Gabriele Liga, Eindoven University of Technology, Netherlands
David Millar, Infinera, USA
Sergejs Makovejs, Corning, USA
After a decade of intense research and animated discussions around new approaches to increase the spectral efficiency (SE) of single-mode optical fiber transmission systems, we now see a significant slow-down in achievable SE gains as improvements become harder and more costly to achieve. The question of improving system SE therefore appears to be beyond the scope of just modem improvements for the first time in many years. As a result, the balance between optical transmission power, SE gains, and investment cost needed to develop more advanced solutions are ever so harder to strike. Yet, no one knows with absolute certainty how much fiber capacity gain can be achieved in the coming years, and with what level of implementation complexity.
This workshop will address a fundamental question: is still worth trying to squeeze more SE out of optical fiber transmission systems? And if not, what are the most attractive alternative options to keep up with the current network capacity demand? These questions will lead us to other questions which will be addressed in this workshop, such as:
- Increasing number of spatial paths (more fibers per cables, new fiber designs etc.) is a promising pathway, but is it the only way forward?
- Is it worth trying to realize the remaining SE gains, and which tools should we use? Are ultra-wide bandwidth solutions also valid contenders?
- What is the practical limit on bit-rate per wavelength (1.6Tb/s, 3.2Tb/s, etc)? Are there any options to overcome this limit?
- Pluggable transceivers have somewhat reduced performance with significantly reduced power and size. Will they enable the next wave of capacity growth throughout the network?

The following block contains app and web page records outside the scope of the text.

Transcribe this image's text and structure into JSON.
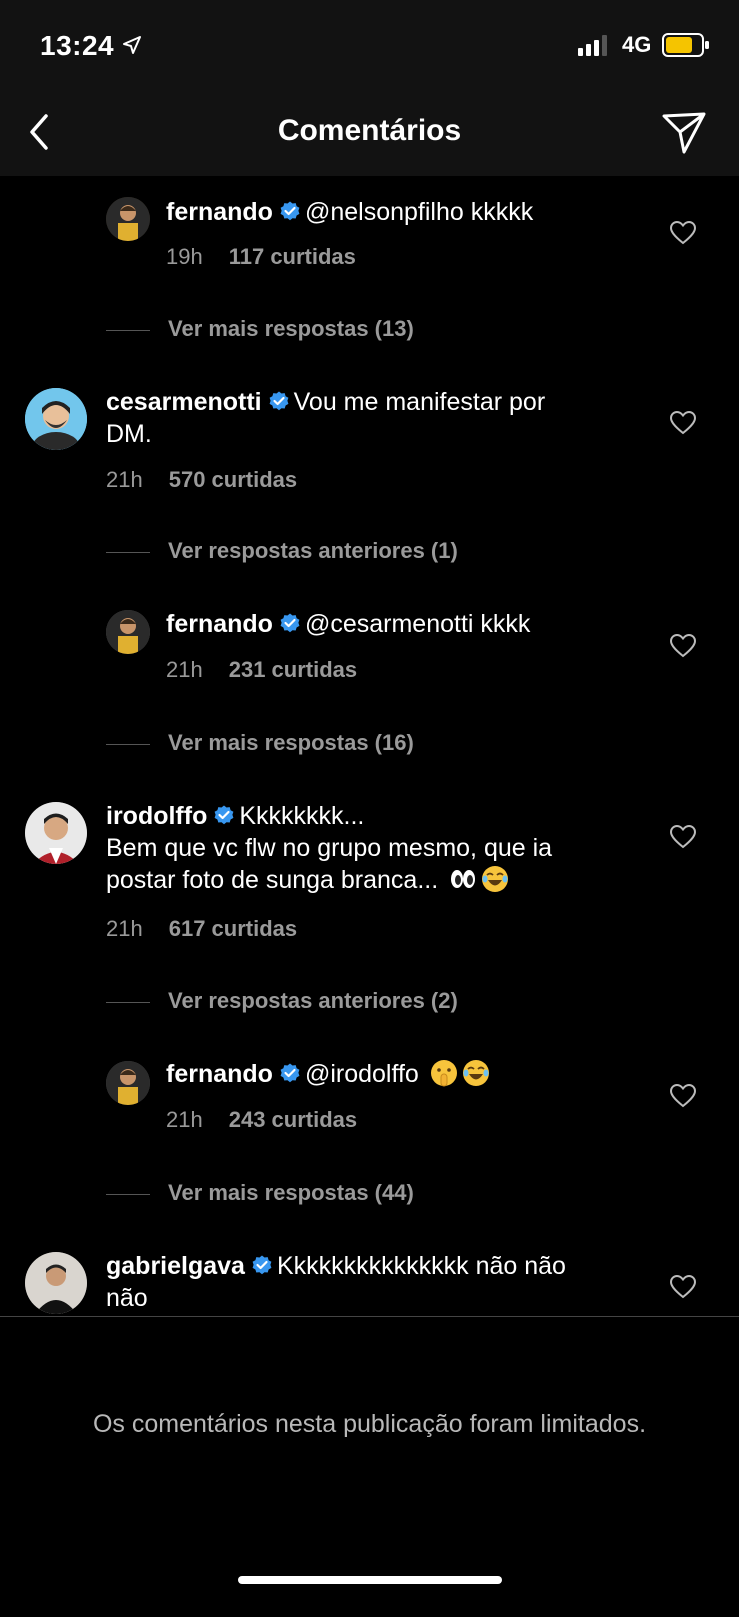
{
  "status": {
    "time": "13:24",
    "network": "4G"
  },
  "header": {
    "title": "Comentários"
  },
  "comments": [
    {
      "user": "fernando",
      "text": "@nelsonpfilho kkkkk",
      "time": "19h",
      "likes": "117 curtidas"
    },
    {
      "user": "cesarmenotti",
      "text_line1": "Vou me manifestar por",
      "text_line2": "DM.",
      "time": "21h",
      "likes": "570 curtidas"
    },
    {
      "user": "fernando",
      "text": "@cesarmenotti kkkk",
      "time": "21h",
      "likes": "231 curtidas"
    },
    {
      "user": "irodolffo",
      "text_line1": "Kkkkkkkk...",
      "text_line2": "Bem que vc flw no grupo mesmo, que ia",
      "text_line3": "postar foto de sunga branca...",
      "time": "21h",
      "likes": "617 curtidas"
    },
    {
      "user": "fernando",
      "text": "@irodolffo",
      "time": "21h",
      "likes": "243 curtidas"
    },
    {
      "user": "gabrielgava",
      "text_line1": "Kkkkkkkkkkkkkkk não não",
      "text_line2": "não"
    }
  ],
  "more_links": [
    "Ver mais respostas (13)",
    "Ver respostas anteriores (1)",
    "Ver mais respostas (16)",
    "Ver respostas anteriores (2)",
    "Ver mais respostas (44)"
  ],
  "footer": {
    "limited_text": "Os comentários nesta publicação foram limitados."
  },
  "icons": [
    "location-arrow-icon",
    "signal-icon",
    "battery-icon",
    "back-chevron-icon",
    "send-icon",
    "verified-icon",
    "heart-icon",
    "eyes-emoji-icon",
    "laughing-emoji-icon",
    "shushing-emoji-icon"
  ],
  "colors": {
    "background": "#000000",
    "bar": "#121212",
    "muted": "#9a9a9a",
    "verified": "#3897f0",
    "battery": "#f5c400"
  }
}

- How much network capacity growth do we need in different parts of the networks (today and in future)? Should we think about network capacity vs. p-t-p route capacity?